TO DO = Write out the complete data exactly as written.

EXERCISE MATERIAL =
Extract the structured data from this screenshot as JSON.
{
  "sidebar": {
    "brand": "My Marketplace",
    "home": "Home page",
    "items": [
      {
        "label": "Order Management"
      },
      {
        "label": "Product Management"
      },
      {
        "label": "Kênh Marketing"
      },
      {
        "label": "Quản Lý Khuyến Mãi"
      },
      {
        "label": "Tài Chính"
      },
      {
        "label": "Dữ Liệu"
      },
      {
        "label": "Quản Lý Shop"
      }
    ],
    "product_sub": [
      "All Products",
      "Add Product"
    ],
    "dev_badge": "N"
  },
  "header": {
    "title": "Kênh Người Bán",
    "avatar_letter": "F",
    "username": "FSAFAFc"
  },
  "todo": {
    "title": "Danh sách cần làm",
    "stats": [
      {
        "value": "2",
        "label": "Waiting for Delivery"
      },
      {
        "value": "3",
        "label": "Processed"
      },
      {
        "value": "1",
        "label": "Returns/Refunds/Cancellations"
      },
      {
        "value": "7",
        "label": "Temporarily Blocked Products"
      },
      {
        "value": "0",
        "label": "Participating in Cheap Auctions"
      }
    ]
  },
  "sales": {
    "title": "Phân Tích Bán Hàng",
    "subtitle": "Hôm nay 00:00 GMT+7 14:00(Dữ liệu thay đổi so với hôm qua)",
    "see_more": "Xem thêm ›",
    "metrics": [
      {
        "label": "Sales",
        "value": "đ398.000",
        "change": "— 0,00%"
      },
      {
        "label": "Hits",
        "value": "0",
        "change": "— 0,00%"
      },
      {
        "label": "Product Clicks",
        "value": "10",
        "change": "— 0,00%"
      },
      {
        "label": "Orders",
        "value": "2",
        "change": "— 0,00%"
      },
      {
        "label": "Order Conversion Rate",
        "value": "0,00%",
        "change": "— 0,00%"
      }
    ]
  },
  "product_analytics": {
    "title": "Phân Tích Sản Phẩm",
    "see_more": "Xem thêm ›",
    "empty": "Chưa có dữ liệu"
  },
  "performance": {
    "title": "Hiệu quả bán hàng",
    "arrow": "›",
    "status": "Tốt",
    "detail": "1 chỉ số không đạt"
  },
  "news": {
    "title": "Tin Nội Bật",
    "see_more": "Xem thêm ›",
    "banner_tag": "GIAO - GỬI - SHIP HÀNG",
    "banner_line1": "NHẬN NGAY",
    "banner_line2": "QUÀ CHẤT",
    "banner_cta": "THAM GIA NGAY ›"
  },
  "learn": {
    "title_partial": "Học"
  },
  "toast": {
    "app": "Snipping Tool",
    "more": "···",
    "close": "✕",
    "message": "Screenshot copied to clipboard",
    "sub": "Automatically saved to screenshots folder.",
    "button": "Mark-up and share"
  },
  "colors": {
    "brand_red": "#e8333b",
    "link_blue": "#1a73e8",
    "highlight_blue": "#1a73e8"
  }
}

ANSWER AREA =
Extract the structured data from this screenshot as JSON.
{
  "sidebar": {
    "brand": "My Marketplace",
    "home": "Home page",
    "items": [
      {
        "label": "Order Management"
      },
      {
        "label": "Product Management"
      },
      {
        "label": "Kênh Marketing"
      },
      {
        "label": "Quản Lý Khuyến Mãi"
      },
      {
        "label": "Tài Chính"
      },
      {
        "label": "Dữ Liệu"
      },
      {
        "label": "Quản Lý Shop"
      }
    ],
    "product_sub": [
      "All Products",
      "Add Product"
    ],
    "dev_badge": "N"
  },
  "header": {
    "title": "Kênh Người Bán",
    "avatar_letter": "F",
    "username": "FSAFAFc"
  },
  "todo": {
    "title": "Danh sách cần làm",
    "stats": [
      {
        "value": "2",
        "label": "Waiting for Delivery"
      },
      {
        "value": "3",
        "label": "Processed"
      },
      {
        "value": "1",
        "label": "Returns/Refunds/Cancellations"
      },
      {
        "value": "7",
        "label": "Temporarily Blocked Products"
      },
      {
        "value": "0",
        "label": "Participating in Cheap Auctions"
      }
    ]
  },
  "sales": {
    "title": "Phân Tích Bán Hàng",
    "subtitle": "Hôm nay 00:00 GMT+7 14:00(Dữ liệu thay đổi so với hôm qua)",
    "see_more": "Xem thêm ›",
    "metrics": [
      {
        "label": "Sales",
        "value": "đ398.000",
        "change": "— 0,00%"
      },
      {
        "label": "Hits",
        "value": "0",
        "change": "— 0,00%"
      },
      {
        "label": "Product Clicks",
        "value": "10",
        "change": "— 0,00%"
      },
      {
        "label": "Orders",
        "value": "2",
        "change": "— 0,00%"
      },
      {
        "label": "Order Conversion Rate",
        "value": "0,00%",
        "change": "— 0,00%"
      }
    ]
  },
  "product_analytics": {
    "title": "Phân Tích Sản Phẩm",
    "see_more": "Xem thêm ›",
    "empty": "Chưa có dữ liệu"
  },
  "performance": {
    "title": "Hiệu quả bán hàng",
    "arrow": "›",
    "status": "Tốt",
    "detail": "1 chỉ số không đạt"
  },
  "news": {
    "title": "Tin Nội Bật",
    "see_more": "Xem thêm ›",
    "banner_tag": "GIAO - GỬI - SHIP HÀNG",
    "banner_line1": "NHẬN NGAY",
    "banner_line2": "QUÀ CHẤT",
    "banner_cta": "THAM GIA NGAY ›"
  },
  "learn": {
    "title_partial": "Học"
  },
  "toast": {
    "app": "Snipping Tool",
    "more": "···",
    "close": "✕",
    "message": "Screenshot copied to clipboard",
    "sub": "Automatically saved to screenshots folder.",
    "button": "Mark-up and share"
  },
  "colors": {
    "brand_red": "#e8333b",
    "link_blue": "#1a73e8",
    "highlight_blue": "#1a73e8"
  }
}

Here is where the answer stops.